To answer this question we use the scientific and accepted method of correlation analysis, but skip the R-squared stuff as that is too mathematical for most. But let me begin with saying that I love the BofC, in fact, back in the late eighties I was close to getting hired as the bank’s FX representative in Toronto. That fell through due to a government hiring freeze – they were only allowed to hire from within – so I lost out to some IT geek with zero experience. Life would have been so very different. Also I have always admired M Carney as one of the very few, non bureaucratic or politicized, governors. But as is so often the case, his tenure was shortened by his success, not a usual experience for someone in that job.

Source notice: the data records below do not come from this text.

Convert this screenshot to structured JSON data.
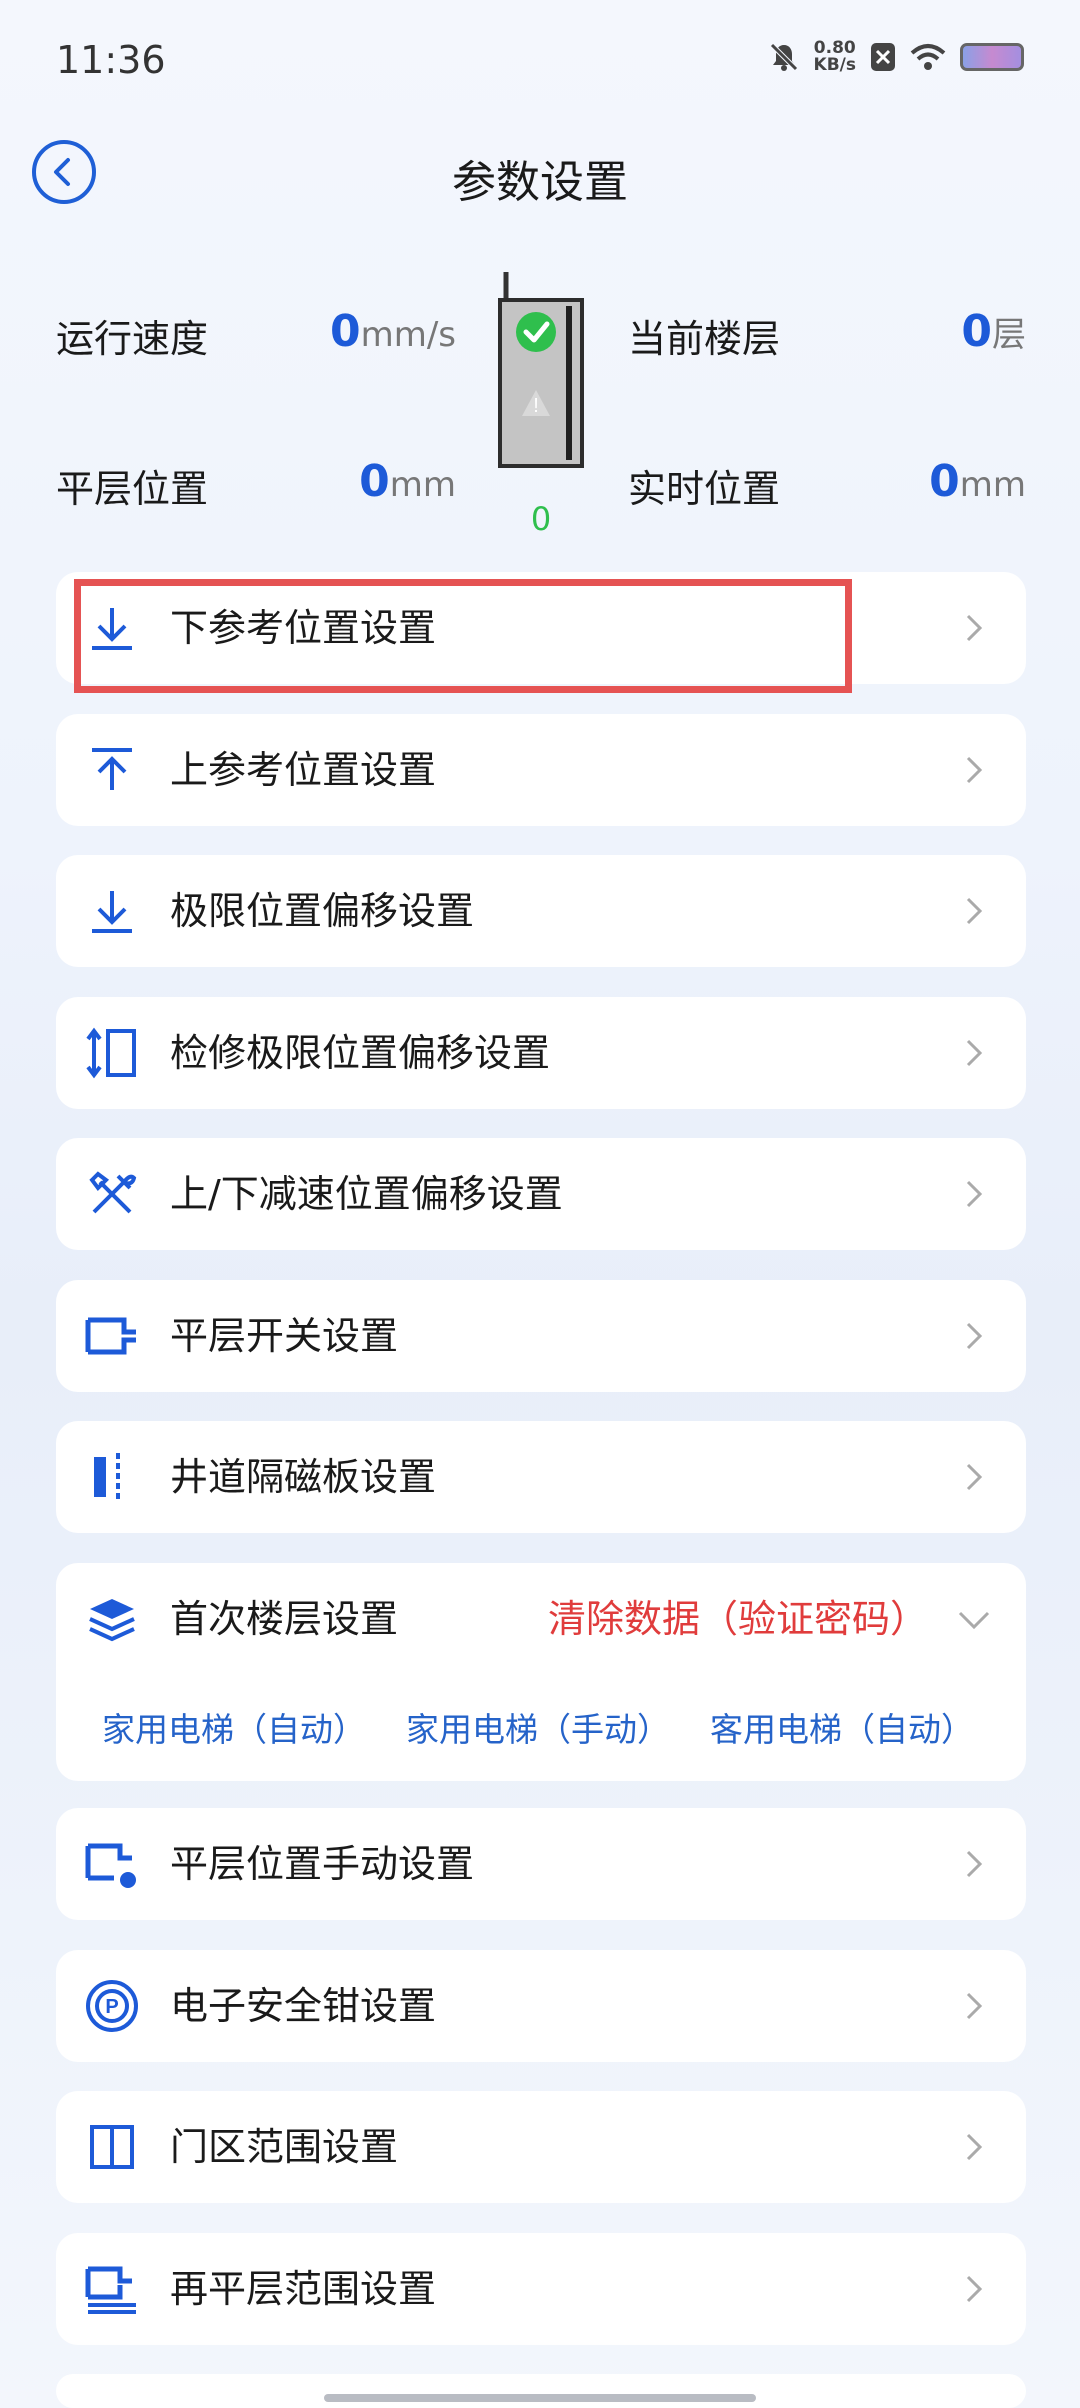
{
  "status": {
    "time": "11:36",
    "speed_value": "0.80",
    "speed_unit": "KB/s"
  },
  "header": {
    "title": "参数设置"
  },
  "info": {
    "speed_label": "运行速度",
    "speed_value": "0",
    "speed_unit": "mm/s",
    "floor_label": "当前楼层",
    "floor_value": "0",
    "floor_unit": "层",
    "level_label": "平层位置",
    "level_value": "0",
    "level_unit": "mm",
    "realtime_label": "实时位置",
    "realtime_value": "0",
    "realtime_unit": "mm",
    "elevator_value": "0"
  },
  "menu": [
    {
      "label": "下参考位置设置",
      "icon": "download-arrow-icon"
    },
    {
      "label": "上参考位置设置",
      "icon": "upload-arrow-icon"
    },
    {
      "label": "极限位置偏移设置",
      "icon": "download-arrow-icon"
    },
    {
      "label": "检修极限位置偏移设置",
      "icon": "vertical-range-icon"
    },
    {
      "label": "上/下减速位置偏移设置",
      "icon": "tools-icon"
    },
    {
      "label": "平层开关设置",
      "icon": "level-switch-icon"
    },
    {
      "label": "井道隔磁板设置",
      "icon": "magnet-plate-icon"
    },
    {
      "label": "首次楼层设置",
      "icon": "layers-icon",
      "warning": "清除数据（验证密码）",
      "options": [
        "家用电梯（自动）",
        "家用电梯（手动）",
        "客用电梯（自动）"
      ]
    },
    {
      "label": "平层位置手动设置",
      "icon": "manual-level-icon"
    },
    {
      "label": "电子安全钳设置",
      "icon": "parking-icon"
    },
    {
      "label": "门区范围设置",
      "icon": "door-zone-icon"
    },
    {
      "label": "再平层范围设置",
      "icon": "relevel-icon"
    }
  ],
  "colors": {
    "accent": "#1d5ad8",
    "warning": "#e03c3c",
    "highlight": "#e55353",
    "ok": "#2fbf4d"
  }
}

The above chart shows the Can $ currency against WTI oil. It covers less than a year but if you were to use longer charts the conclusion would be presented even more forcefully. As is immediately clear the C$ and Oil move in tandem. We now have a PETROCURRENCY. (The petro stands for petroleum which is old-English for what we call gas on this side of the pond, this despite the fact that the town of Petrolia is right here in Ontario). Most Central Banks have it in their mandate that they must defend the value of their currency. For open economies that boils down to, for a good part, controlling the exchange-rate. Not, by the way, in America where this task actually is the jurisdiction of the Treasury, not the Fed. Our currency now appears to be a function of the value of oil and not of the policies of the Bank of Canada, so the answer is, Very Little.